Your objective: Lines with "Union" in the records below: say how many there are, and add nothing.
╭─ Data extracts
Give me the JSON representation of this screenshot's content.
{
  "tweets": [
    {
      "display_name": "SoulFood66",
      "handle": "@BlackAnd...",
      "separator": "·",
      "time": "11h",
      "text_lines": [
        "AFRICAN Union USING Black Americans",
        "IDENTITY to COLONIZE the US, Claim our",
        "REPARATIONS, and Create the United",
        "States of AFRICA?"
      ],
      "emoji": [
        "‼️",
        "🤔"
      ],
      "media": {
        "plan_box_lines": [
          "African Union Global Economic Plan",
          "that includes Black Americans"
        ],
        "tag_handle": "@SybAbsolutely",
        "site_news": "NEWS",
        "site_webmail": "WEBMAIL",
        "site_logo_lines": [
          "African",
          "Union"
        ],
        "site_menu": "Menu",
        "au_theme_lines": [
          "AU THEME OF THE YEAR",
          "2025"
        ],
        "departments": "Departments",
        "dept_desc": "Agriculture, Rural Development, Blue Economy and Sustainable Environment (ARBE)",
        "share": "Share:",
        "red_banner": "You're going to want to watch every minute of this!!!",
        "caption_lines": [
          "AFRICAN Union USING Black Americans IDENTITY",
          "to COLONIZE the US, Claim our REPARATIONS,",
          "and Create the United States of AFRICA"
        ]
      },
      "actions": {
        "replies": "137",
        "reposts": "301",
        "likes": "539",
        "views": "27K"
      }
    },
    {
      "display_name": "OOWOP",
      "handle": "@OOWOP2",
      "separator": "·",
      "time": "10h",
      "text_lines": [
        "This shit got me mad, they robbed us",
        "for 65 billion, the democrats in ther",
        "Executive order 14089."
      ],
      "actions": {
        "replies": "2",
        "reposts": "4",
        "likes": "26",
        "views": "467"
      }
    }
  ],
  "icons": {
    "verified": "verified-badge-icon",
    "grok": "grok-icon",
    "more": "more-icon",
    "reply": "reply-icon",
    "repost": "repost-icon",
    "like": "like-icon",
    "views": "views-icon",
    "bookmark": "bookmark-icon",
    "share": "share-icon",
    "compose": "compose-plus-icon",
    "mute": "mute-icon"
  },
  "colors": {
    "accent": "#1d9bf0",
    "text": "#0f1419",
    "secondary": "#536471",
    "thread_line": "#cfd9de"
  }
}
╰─
Task answer: 4